I also have a variety of other telling time games with a shamrock theme, that are great throughout the month of March, but especially nice to plug in for St. Patrick’s Day, when you might want to add a bit more fun to the day because it’s “special”.
Start off by offering a quick and easy Make A Shamrock Clock center. Students cut out the circle, glue it to a paper plate and then count by 5’s to write in the helpful numbers around the clock.
Punch a hole in the center, fasten a brass brad and attach a small and large paperclip and you’re done! Students can take turns calling out a time. Everyone manipulates the paperclip hands to make that time and holds up their clock to show the answer. It's a quick & easy way to whole-group assess.
I’ve also included a plain clock so that you can use it anytime, without the shamrock theme idea. Click on the link to view/download the Shamrock Clock
Bingo Dot Clock is another fun way to whole-group assess students. Call on a quiet child to “spy” a time to the hour.

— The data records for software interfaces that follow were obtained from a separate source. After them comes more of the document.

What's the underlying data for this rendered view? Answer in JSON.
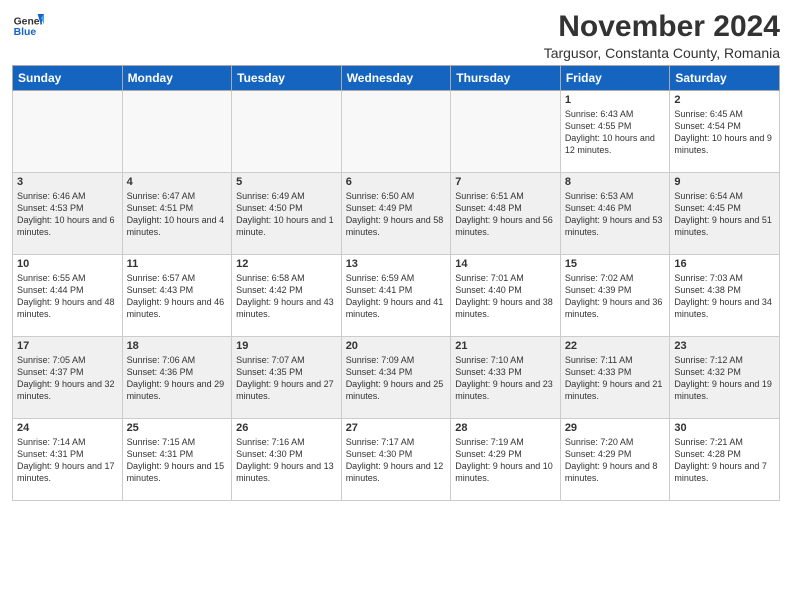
{
  "header": {
    "logo_general": "General",
    "logo_blue": "Blue",
    "month_title": "November 2024",
    "location": "Targusor, Constanta County, Romania"
  },
  "days_of_week": [
    "Sunday",
    "Monday",
    "Tuesday",
    "Wednesday",
    "Thursday",
    "Friday",
    "Saturday"
  ],
  "weeks": [
    [
      {
        "day": "",
        "info": ""
      },
      {
        "day": "",
        "info": ""
      },
      {
        "day": "",
        "info": ""
      },
      {
        "day": "",
        "info": ""
      },
      {
        "day": "",
        "info": ""
      },
      {
        "day": "1",
        "info": "Sunrise: 6:43 AM\nSunset: 4:55 PM\nDaylight: 10 hours and 12 minutes."
      },
      {
        "day": "2",
        "info": "Sunrise: 6:45 AM\nSunset: 4:54 PM\nDaylight: 10 hours and 9 minutes."
      }
    ],
    [
      {
        "day": "3",
        "info": "Sunrise: 6:46 AM\nSunset: 4:53 PM\nDaylight: 10 hours and 6 minutes."
      },
      {
        "day": "4",
        "info": "Sunrise: 6:47 AM\nSunset: 4:51 PM\nDaylight: 10 hours and 4 minutes."
      },
      {
        "day": "5",
        "info": "Sunrise: 6:49 AM\nSunset: 4:50 PM\nDaylight: 10 hours and 1 minute."
      },
      {
        "day": "6",
        "info": "Sunrise: 6:50 AM\nSunset: 4:49 PM\nDaylight: 9 hours and 58 minutes."
      },
      {
        "day": "7",
        "info": "Sunrise: 6:51 AM\nSunset: 4:48 PM\nDaylight: 9 hours and 56 minutes."
      },
      {
        "day": "8",
        "info": "Sunrise: 6:53 AM\nSunset: 4:46 PM\nDaylight: 9 hours and 53 minutes."
      },
      {
        "day": "9",
        "info": "Sunrise: 6:54 AM\nSunset: 4:45 PM\nDaylight: 9 hours and 51 minutes."
      }
    ],
    [
      {
        "day": "10",
        "info": "Sunrise: 6:55 AM\nSunset: 4:44 PM\nDaylight: 9 hours and 48 minutes."
      },
      {
        "day": "11",
        "info": "Sunrise: 6:57 AM\nSunset: 4:43 PM\nDaylight: 9 hours and 46 minutes."
      },
      {
        "day": "12",
        "info": "Sunrise: 6:58 AM\nSunset: 4:42 PM\nDaylight: 9 hours and 43 minutes."
      },
      {
        "day": "13",
        "info": "Sunrise: 6:59 AM\nSunset: 4:41 PM\nDaylight: 9 hours and 41 minutes."
      },
      {
        "day": "14",
        "info": "Sunrise: 7:01 AM\nSunset: 4:40 PM\nDaylight: 9 hours and 38 minutes."
      },
      {
        "day": "15",
        "info": "Sunrise: 7:02 AM\nSunset: 4:39 PM\nDaylight: 9 hours and 36 minutes."
      },
      {
        "day": "16",
        "info": "Sunrise: 7:03 AM\nSunset: 4:38 PM\nDaylight: 9 hours and 34 minutes."
      }
    ],
    [
      {
        "day": "17",
        "info": "Sunrise: 7:05 AM\nSunset: 4:37 PM\nDaylight: 9 hours and 32 minutes."
      },
      {
        "day": "18",
        "info": "Sunrise: 7:06 AM\nSunset: 4:36 PM\nDaylight: 9 hours and 29 minutes."
      },
      {
        "day": "19",
        "info": "Sunrise: 7:07 AM\nSunset: 4:35 PM\nDaylight: 9 hours and 27 minutes."
      },
      {
        "day": "20",
        "info": "Sunrise: 7:09 AM\nSunset: 4:34 PM\nDaylight: 9 hours and 25 minutes."
      },
      {
        "day": "21",
        "info": "Sunrise: 7:10 AM\nSunset: 4:33 PM\nDaylight: 9 hours and 23 minutes."
      },
      {
        "day": "22",
        "info": "Sunrise: 7:11 AM\nSunset: 4:33 PM\nDaylight: 9 hours and 21 minutes."
      },
      {
        "day": "23",
        "info": "Sunrise: 7:12 AM\nSunset: 4:32 PM\nDaylight: 9 hours and 19 minutes."
      }
    ],
    [
      {
        "day": "24",
        "info": "Sunrise: 7:14 AM\nSunset: 4:31 PM\nDaylight: 9 hours and 17 minutes."
      },
      {
        "day": "25",
        "info": "Sunrise: 7:15 AM\nSunset: 4:31 PM\nDaylight: 9 hours and 15 minutes."
      },
      {
        "day": "26",
        "info": "Sunrise: 7:16 AM\nSunset: 4:30 PM\nDaylight: 9 hours and 13 minutes."
      },
      {
        "day": "27",
        "info": "Sunrise: 7:17 AM\nSunset: 4:30 PM\nDaylight: 9 hours and 12 minutes."
      },
      {
        "day": "28",
        "info": "Sunrise: 7:19 AM\nSunset: 4:29 PM\nDaylight: 9 hours and 10 minutes."
      },
      {
        "day": "29",
        "info": "Sunrise: 7:20 AM\nSunset: 4:29 PM\nDaylight: 9 hours and 8 minutes."
      },
      {
        "day": "30",
        "info": "Sunrise: 7:21 AM\nSunset: 4:28 PM\nDaylight: 9 hours and 7 minutes."
      }
    ]
  ]
}
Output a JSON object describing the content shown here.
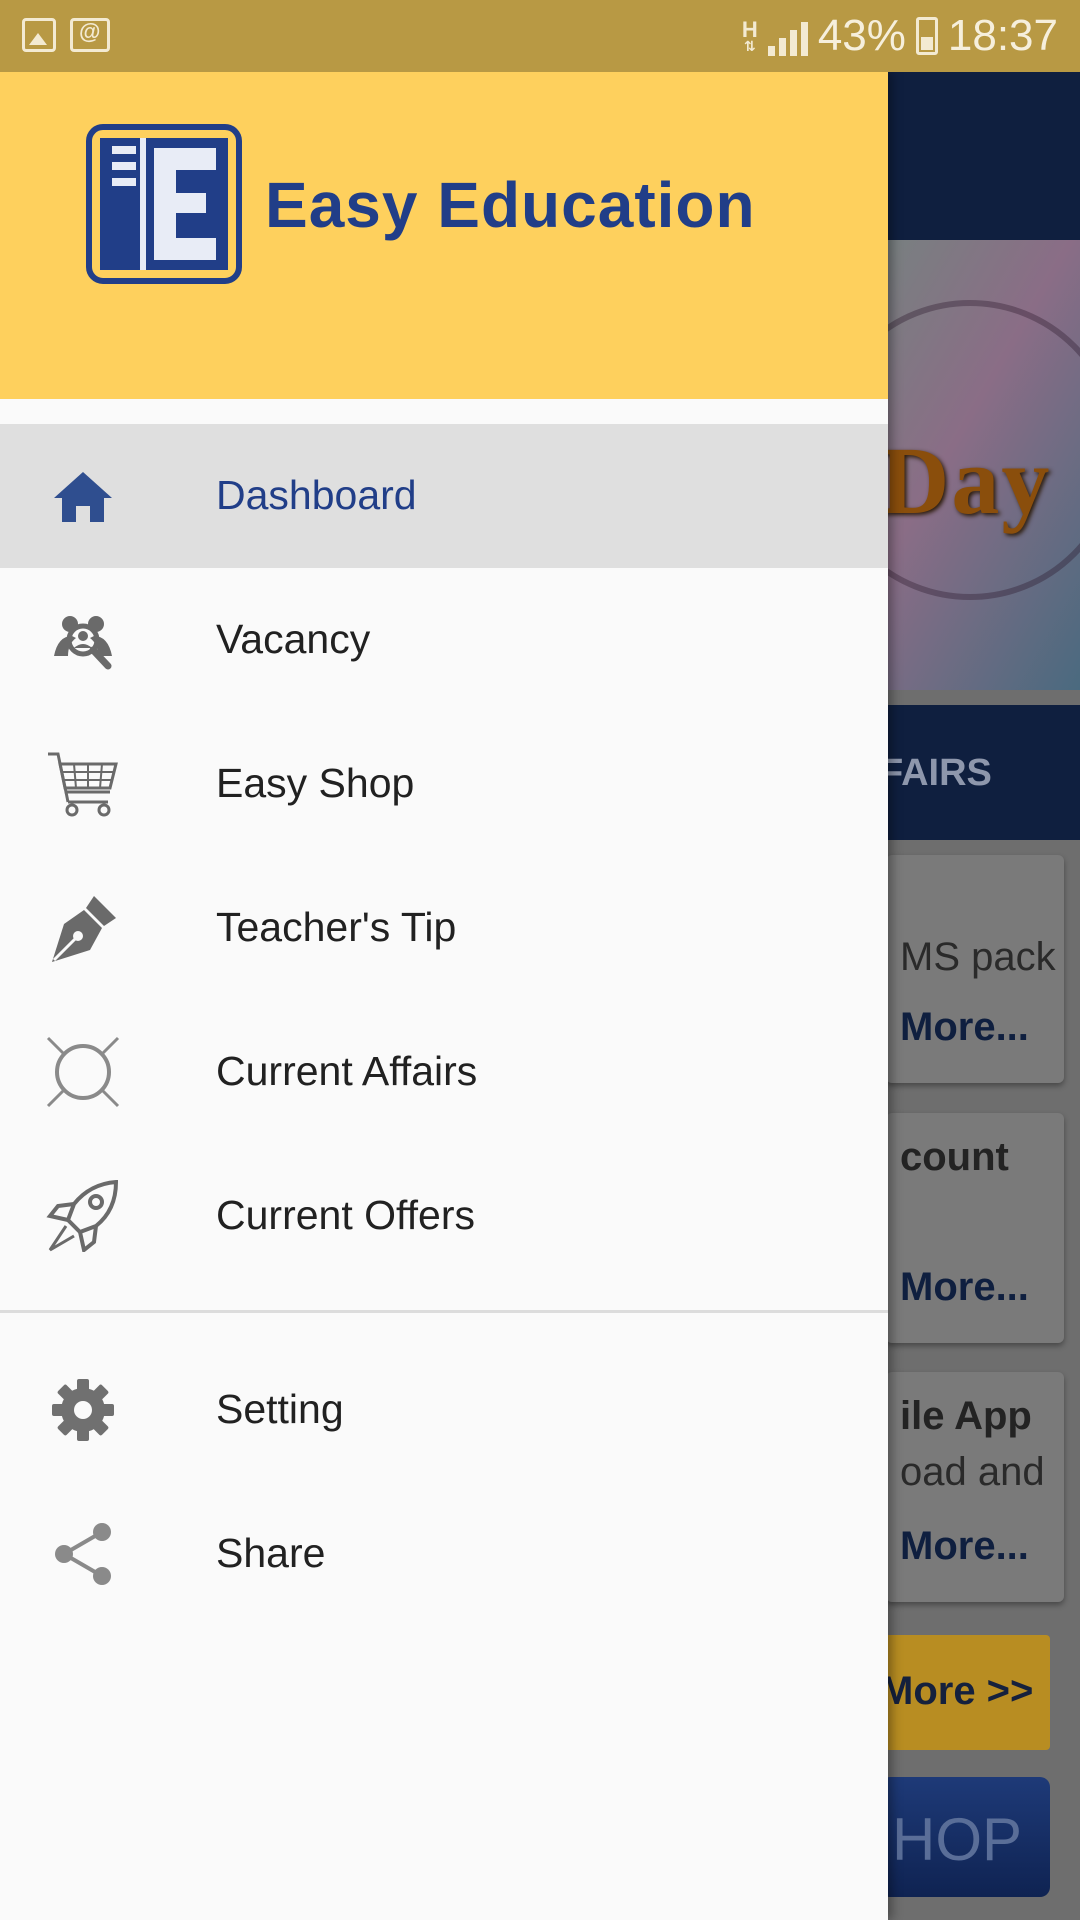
{
  "status_bar": {
    "network_type": "H",
    "battery_percent": "43%",
    "time": "18:37",
    "notification_icons": [
      "image-notification-icon",
      "email-notification-icon"
    ]
  },
  "drawer": {
    "brand_name": "Easy Education",
    "logo_letter": "E",
    "header_color": "#fed05d",
    "brand_color": "#213e88",
    "menu_items": [
      {
        "label": "Dashboard",
        "icon": "home-icon",
        "active": true
      },
      {
        "label": "Vacancy",
        "icon": "people-search-icon",
        "active": false
      },
      {
        "label": "Easy Shop",
        "icon": "shopping-cart-icon",
        "active": false
      },
      {
        "label": "Teacher's Tip",
        "icon": "pen-nib-icon",
        "active": false
      },
      {
        "label": "Current Affairs",
        "icon": "globe-icon",
        "active": false
      },
      {
        "label": "Current Offers",
        "icon": "rocket-icon",
        "active": false
      }
    ],
    "secondary_items": [
      {
        "label": "Setting",
        "icon": "gear-icon"
      },
      {
        "label": "Share",
        "icon": "share-icon"
      }
    ]
  },
  "background": {
    "banner_text": "Day",
    "tab_label": "FAIRS",
    "cards": [
      {
        "line1": "MS pack",
        "more": "More..."
      },
      {
        "line1": "count",
        "more": "More..."
      },
      {
        "line1": "ile App",
        "line2": "oad and",
        "more": "More..."
      }
    ],
    "more_button": "More >>",
    "shop_button": "HOP"
  }
}
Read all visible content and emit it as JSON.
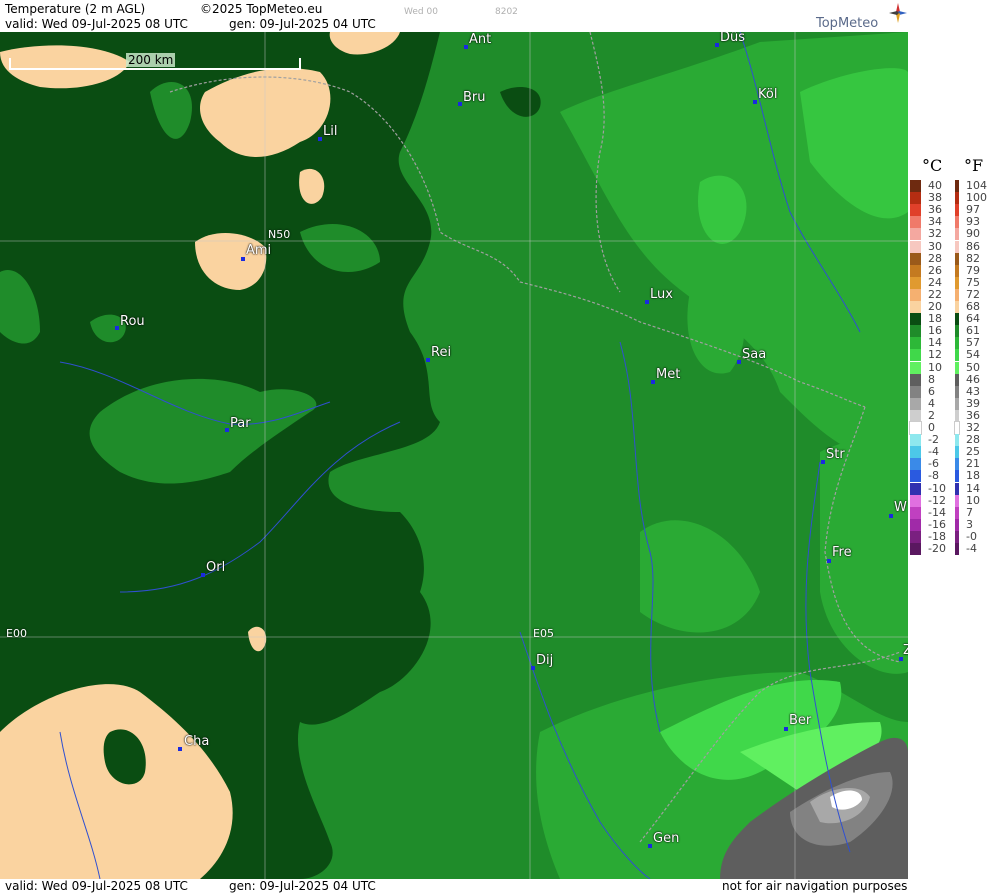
{
  "header": {
    "title": "Temperature (2 m AGL)",
    "copyright": "©2025 TopMeteo.eu",
    "run": "Wed 00",
    "code": "8202",
    "valid": "valid:  Wed  09-Jul-2025  08 UTC",
    "gen": "gen:  09-Jul-2025 04 UTC",
    "logo": "TopMeteo"
  },
  "footer": {
    "valid": "valid:  Wed  09-Jul-2025  08 UTC",
    "gen": "gen:  09-Jul-2025 04 UTC",
    "note": "not for air navigation purposes"
  },
  "map": {
    "scale_label": "200 km",
    "grid_labels": [
      "N50",
      "E00",
      "E05"
    ],
    "cities": [
      "Ant",
      "Düs",
      "Bru",
      "Köl",
      "Lil",
      "Ami",
      "Rou",
      "Lux",
      "Rei",
      "Saa",
      "Met",
      "Par",
      "Str",
      "W",
      "Fre",
      "Orl",
      "Dij",
      "Z",
      "Ber",
      "Cha",
      "Gen"
    ]
  },
  "legend": {
    "unit_c": "°C",
    "unit_f": "°F",
    "celsius": [
      "40",
      "38",
      "36",
      "34",
      "32",
      "30",
      "28",
      "26",
      "24",
      "22",
      "20",
      "18",
      "16",
      "14",
      "12",
      "10",
      "8",
      "6",
      "4",
      "2",
      "0",
      "-2",
      "-4",
      "-6",
      "-8",
      "-10",
      "-12",
      "-14",
      "-16",
      "-18",
      "-20"
    ],
    "fahrenheit": [
      "104",
      "100",
      "97",
      "93",
      "90",
      "86",
      "82",
      "79",
      "75",
      "72",
      "68",
      "64",
      "61",
      "57",
      "54",
      "50",
      "46",
      "43",
      "39",
      "36",
      "32",
      "28",
      "25",
      "21",
      "18",
      "14",
      "10",
      "7",
      "3",
      "-0",
      "-4"
    ],
    "colors": [
      "#6e2a10",
      "#b42d12",
      "#e0402a",
      "#f07a6a",
      "#f4a8a0",
      "#f7c8c0",
      "#9a5a1a",
      "#c47a20",
      "#e09a30",
      "#f5b070",
      "#fad3a0",
      "#0a4d12",
      "#1f8c2a",
      "#2db838",
      "#40d84a",
      "#60f060",
      "#5e5e5e",
      "#828282",
      "#a8a8a8",
      "#cecece",
      "#ffffff",
      "#8ee8ee",
      "#4cc8e8",
      "#3a8ae8",
      "#2a5ae0",
      "#3030b0",
      "#e070e0",
      "#c040c0",
      "#a02aa8",
      "#7a2080",
      "#5a1860"
    ]
  }
}
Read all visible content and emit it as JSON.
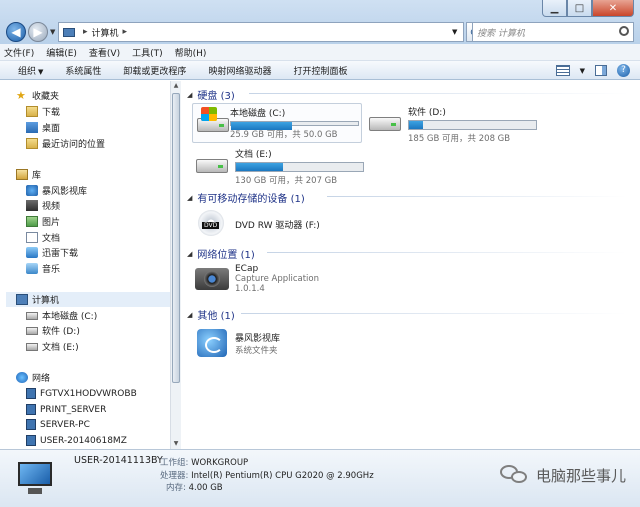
{
  "address": {
    "root": "计算机",
    "search_placeholder": "搜索 计算机"
  },
  "menu": [
    "文件(F)",
    "编辑(E)",
    "查看(V)",
    "工具(T)",
    "帮助(H)"
  ],
  "commands": [
    "组织",
    "系统属性",
    "卸载或更改程序",
    "映射网络驱动器",
    "打开控制面板"
  ],
  "nav": {
    "favorites": "收藏夹",
    "fav_items": [
      "下载",
      "桌面",
      "最近访问的位置"
    ],
    "libraries": "库",
    "lib_items": [
      "暴风影视库",
      "视频",
      "图片",
      "文档",
      "迅雷下载",
      "音乐"
    ],
    "computer": "计算机",
    "computer_items": [
      "本地磁盘 (C:)",
      "软件 (D:)",
      "文档 (E:)"
    ],
    "network": "网络",
    "network_items": [
      "FGTVX1HODVWROBB",
      "PRINT_SERVER",
      "SERVER-PC",
      "USER-20140618MZ"
    ]
  },
  "groups": {
    "hdd": "硬盘 (3)",
    "removable": "有可移动存储的设备 (1)",
    "netloc": "网络位置 (1)",
    "other": "其他 (1)"
  },
  "drives": [
    {
      "name": "本地磁盘 (C:)",
      "free": "25.9 GB 可用，共 50.0 GB",
      "used_fraction": 0.482
    },
    {
      "name": "软件 (D:)",
      "free": "185 GB 可用，共 208 GB",
      "used_fraction": 0.11
    },
    {
      "name": "文档 (E:)",
      "free": "130 GB 可用，共 207 GB",
      "used_fraction": 0.372
    }
  ],
  "dvd": {
    "name": "DVD RW 驱动器 (F:)",
    "label": "DVD"
  },
  "ecap": {
    "name": "ECap",
    "desc": "Capture Application",
    "version": "1.0.1.4"
  },
  "storm": {
    "name": "暴风影视库",
    "desc": "系统文件夹"
  },
  "details": {
    "computer_name": "USER-20141113BY",
    "workgroup_label": "工作组:",
    "workgroup": "WORKGROUP",
    "cpu_label": "处理器:",
    "cpu": "Intel(R) Pentium(R) CPU G2020 @ 2.90GHz",
    "mem_label": "内存:",
    "mem": "4.00 GB"
  },
  "watermark": "电脑那些事儿",
  "colors": {
    "accent": "#1e3287",
    "bar_fill": "#2a8ed4"
  }
}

Students trace the number, bingo dot the circle, manipulate the paperclip hands to show the correct time and then hold up their clock when done.
The first child with the correct answer gets to spy the next time for everyone to find. Click on the link to view/download Bingo Dot Shamrock Clock game.
Spin to Win also reinforces time to the hour. Students can either spin the shamrock clock spinner or roll a pair of dice.
Rolling dice involves simple addition and subtraction. Students trace the digital time on their time card and then write it. The first student to completely fill their time card in is the winner.
This game also includes traceable digital time cards to the hour and half hour + a certificate of praise bookmark. Click on the link to view/download Shamrock Spin To Win game
Shamrocks on a Roll also involves dice and addition and subtraction. Students have the option to trace the numbers on their shamrock clock or write them in. Click on the link to view/download Shamrocks on a Roll
Finally, Shamrock Skip Counting includes a shamrock spinner for counting by 2’s, 3’s, 5’s, and 10’s. There is also a spinner for counting by 1’s for younger students.
Knowing how to skip count is important in telling time. Click on the link to view/download Skip Counting With Shamrocks
Thanks for visiting. Feel free to PIN away. I hope your “time” playing some of these games on St. Patrick’s Day is delightful!
"An investment in knowledge pays the best interest." -Benjamin Franklin